Whether your Ford, Mercury or Lincoln car has a MAF sensor with 4 or 6 wires (coming out of the connector) their circuits share the circuit descriptions.
In the photo above you can see a 4 wire MAF sensor. This is a non intake air temp (IAT) sensor MAF sensor. The photo below is a MAF with 6 wires, since it has the IAT sensor integrated with the assembly.
You'll notice that the photos (above and below) have the MAF connectors lettered A thru' F (If you look closely at the MAF sensor housing, you'll see these letters on it too). I'll be using these letters for the circuit descriptions.
Here's the description of each circuit below:
- Letter F:
- Intake air temperature (IAT) sensor circuit (not applicable if you have a 4 wire MAF sensor).
- Letter D:
- MAF Signal.
- Letter C:
- Ground that the ECM provides.
- Letter B:
- Letter A:
- 12 Volts.
- Letter E:
- Air Temp. sensor circuit (not applicable if you have a 4 wire MAF sensor).
Using a wire-piercing probe is the most effective and easy way of getting to the MAF signal, since you don't risk damaging the female terminals of the connector by probing them directly.
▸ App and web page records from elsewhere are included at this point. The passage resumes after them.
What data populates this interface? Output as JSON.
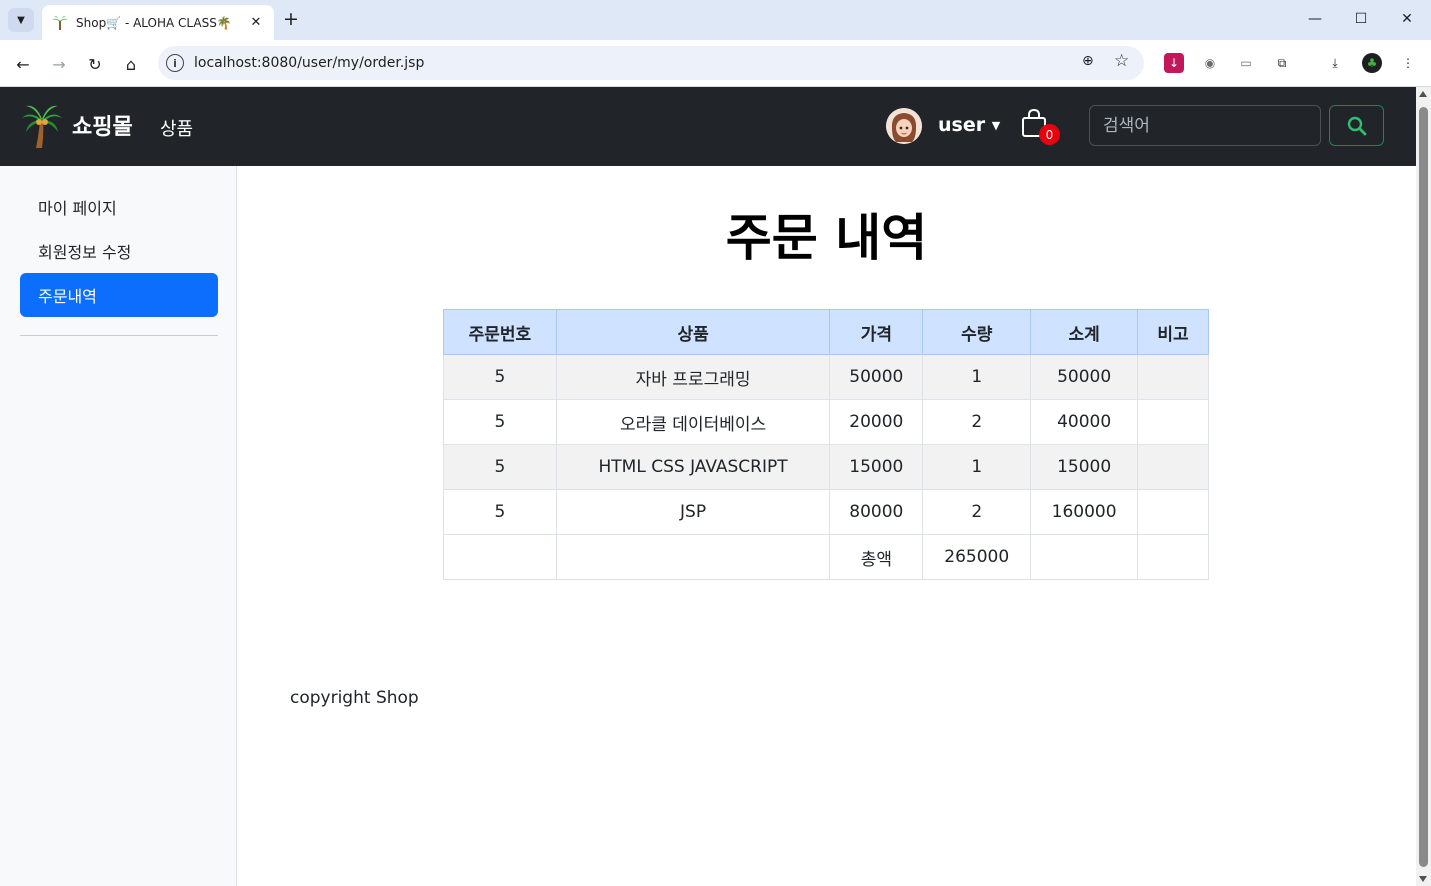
{
  "browser": {
    "tab_title": "Shop🛒 - ALOHA CLASS🌴",
    "new_tab_symbol": "+",
    "url": "localhost:8080/user/my/order.jsp"
  },
  "navbar": {
    "brand": "쇼핑몰",
    "nav_link": "상품",
    "user_label": "user",
    "cart_count": "0",
    "search_placeholder": "검색어"
  },
  "sidebar": {
    "items": [
      {
        "label": "마이 페이지",
        "active": false
      },
      {
        "label": "회원정보 수정",
        "active": false
      },
      {
        "label": "주문내역",
        "active": true
      }
    ]
  },
  "main": {
    "title": "주문 내역",
    "table": {
      "headers": [
        "주문번호",
        "상품",
        "가격",
        "수량",
        "소계",
        "비고"
      ],
      "rows": [
        [
          "5",
          "자바 프로그래밍",
          "50000",
          "1",
          "50000",
          ""
        ],
        [
          "5",
          "오라클 데이터베이스",
          "20000",
          "2",
          "40000",
          ""
        ],
        [
          "5",
          "HTML CSS JAVASCRIPT",
          "15000",
          "1",
          "15000",
          ""
        ],
        [
          "5",
          "JSP",
          "80000",
          "2",
          "160000",
          ""
        ]
      ],
      "total_label": "총액",
      "total_value": "265000"
    }
  },
  "footer": {
    "copyright": "copyright Shop"
  },
  "colors": {
    "navbar_bg": "#212529",
    "active_item": "#0d6efd",
    "table_header": "#cfe2ff",
    "search_button": "#198754",
    "badge": "#e8000f"
  },
  "icons": [
    "tab-search-icon",
    "back-icon",
    "forward-icon",
    "reload-icon",
    "home-icon",
    "site-info-icon",
    "zoom-icon",
    "bookmark-star-icon",
    "extensions-icon",
    "download-icon",
    "palm-tree-logo-icon",
    "cart-icon",
    "search-icon"
  ]
}
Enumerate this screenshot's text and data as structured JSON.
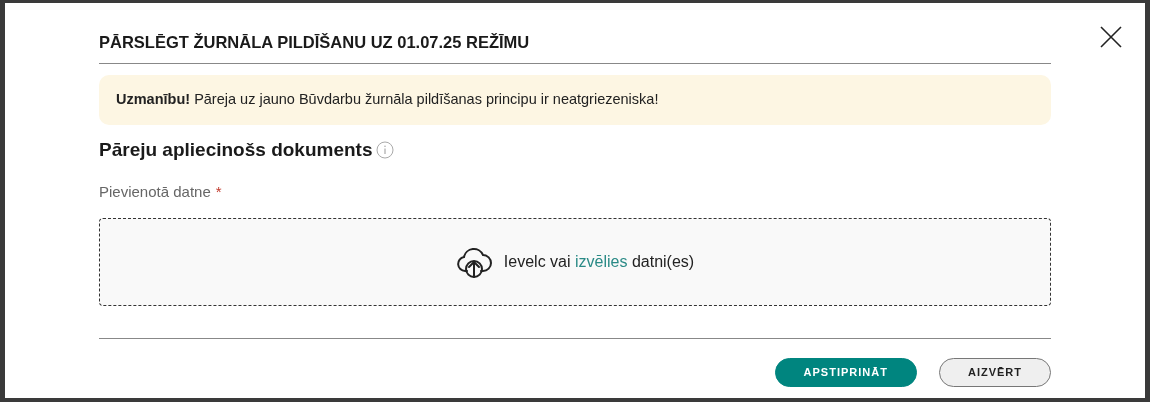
{
  "dialog": {
    "title": "PĀRSLĒGT ŽURNĀLA PILDĪŠANU UZ 01.07.25 REŽĪMU",
    "alert": "**Uzmanību!** Pāreja uz jauno Būvdarbu žurnāla pildīšanas principu ir neatgriezeniska!",
    "section_heading": "Pāreju apliecinošs dokuments",
    "field_label": "Pievienotā datne",
    "required_mark": "*",
    "dropzone": {
      "text_before": "Ievelc vai",
      "link": "izvēlies",
      "text_after": "datni(es)"
    },
    "buttons": [
      {
        "label": "APSTIPRINĀT",
        "kind": "primary"
      },
      {
        "label": "AIZVĒRT",
        "kind": "secondary"
      }
    ]
  }
}
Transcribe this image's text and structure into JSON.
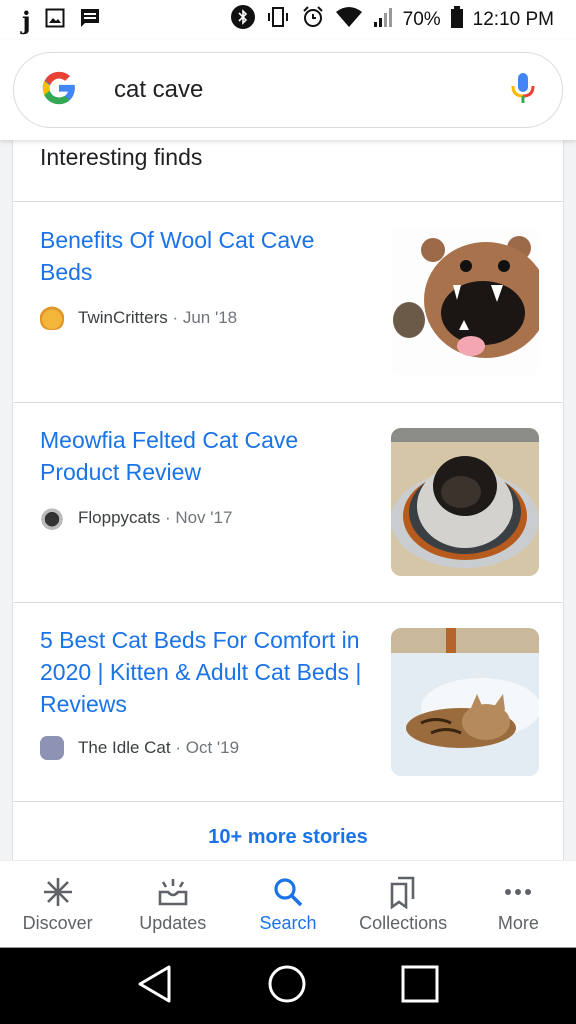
{
  "status_bar": {
    "left_icons": [
      "j-app-icon",
      "image-icon",
      "message-icon"
    ],
    "right_icons": [
      "bluetooth-icon",
      "vibrate-icon",
      "alarm-icon",
      "wifi-icon",
      "signal-icon"
    ],
    "battery": "70%",
    "time": "12:10 PM"
  },
  "search": {
    "query": "cat cave",
    "logo": "google-logo",
    "mic": "mic-icon"
  },
  "section": {
    "title": "Interesting finds"
  },
  "stories": [
    {
      "title": "Benefits Of Wool Cat Cave Beds",
      "source": "TwinCritters",
      "date": "· Jun '18",
      "thumbnail": "hippo-shaped felt cat cave with kitten"
    },
    {
      "title": "Meowfia Felted Cat Cave Product Review",
      "source": "Floppycats",
      "date": "· Nov '17",
      "thumbnail": "striped felted cat cave with cat inside"
    },
    {
      "title": "5 Best Cat Beds For Comfort in 2020 | Kitten & Adult Cat Beds | Reviews",
      "source": "The Idle Cat",
      "date": "· Oct '19",
      "thumbnail": "bengal cat sleeping on white blanket"
    }
  ],
  "more_stories": "10+ more stories",
  "bottom_nav": [
    {
      "label": "Discover",
      "icon": "asterisk-icon",
      "active": false
    },
    {
      "label": "Updates",
      "icon": "updates-tray-icon",
      "active": false
    },
    {
      "label": "Search",
      "icon": "search-icon",
      "active": true
    },
    {
      "label": "Collections",
      "icon": "bookmark-icon",
      "active": false
    },
    {
      "label": "More",
      "icon": "more-dots-icon",
      "active": false
    }
  ],
  "colors": {
    "link_blue": "#1a73e8",
    "text_dark": "#202124",
    "text_gray": "#70757a"
  }
}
If you need to see what this tool looks like, click here: Wire-Piercing Probe. Independent of the method you use, be careful not to damage the wire or the female terminal. Take all safety precautions.
Another important thing to note is that the color of the wires (coming out of your Ford, Lincoln or Mercury car or truck) does not matter. In other words, the circuit description/job of the wire is the same regardless of Make/Model and color of the wire.
IMPORTANT: All of the tests are ON CAR TESTS, do not remove the mass air flow sensor from the vehicle or from its plumbing.
Summary Of The MAF Sensor Tests
OK, you're gonna' start by checking the basics. These are 12 Volts and battery Ground to the MAF sensor. After that, we'll test the actual performance of the MAF sensor as the engine is running. Use a digital multimeter for all tests where a multimeter is called for.
The MAF sensor produces an analog voltage signal. This MAF signal's DC voltage is directly related to amount of air the engine is breathing. Therefore, if the engine is breathing in more air at 2500 RPM's that at an idle of 900RPM's the voltage output will be greater at 2500 RPM's than at idle.
Now, when testing this voltage signal, the important thing to know is not an actual Volts number at a specific RPM, but to look for crazy and extreme fluctuations in the voltage signal that do not correspond to the actual air intake (RPM's) of the engine or no signal at all. For example: If at Idle the voltage reading starts to spike up and down without you accelerating the engine or if there's no signal at all.
In the TEST 4 section of this article, I'll show how you'll use a base voltage reading at idle from the MAF sensor that will help you to confirm that the MAF sensor is bad or not.